Here is my take on the report:
Negative grading can be corrected by the use of soil and power equipment, such as a Bobcat. A landscaping company could come in and re-sculpt the terrain, so that water can be directed to where you wish it.
To answer this, the sheetrock would have to be opened so that a more through inspection could be made. It might involve drilling a small hole so that a small inspection camera could be put behind the drywall, or perhaps an opening big enough to stick your head into could be cut. Then you would know if it is a serious problem, or something as easy as sealing a window on the floor above.
Leaks at the p-trap can usually be stopped by tightening the fittings. They can loosen up over time, especially if the vanity in not screwed to the wall. I need a photo for the stopper arm.
The flue can be secured with a couple of sheet metal screws. The transition fitting can be purchased at your local big box store. It is easy to install.
The sleeve is merely a piece of plastic that the pipe would run through. The builder forgot it. Someone would have to disconnect the pipe, make sure that the hole in the brick was large enough for the plastic to go through, slide a sleeve over the gas line, and seal everything up. Oh, and re-connect the gas line. It's a $1 piece of plastic, but might take an hour to install if the have to drill a larger hole.

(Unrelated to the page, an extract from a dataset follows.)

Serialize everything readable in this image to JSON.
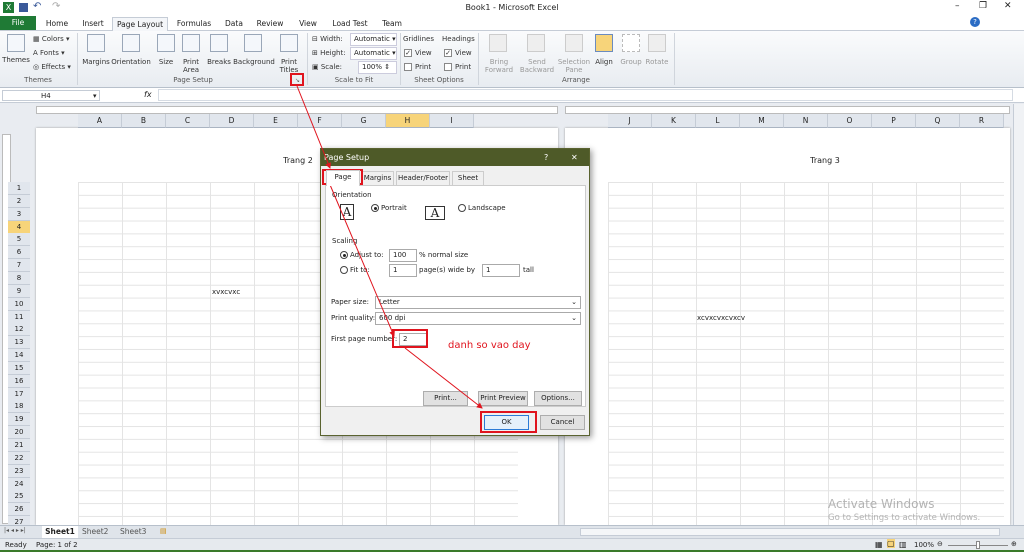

Mold can be caused by condensation in an attic. Someone should go up there and check to see if, for example, a bathroom vent is discharging into the area. Ventilation should also be looked at. Soffet vents, a ridge vent, maybe an attic fan to help with air exchange. If moisture get into the attic, it needs a way to get out.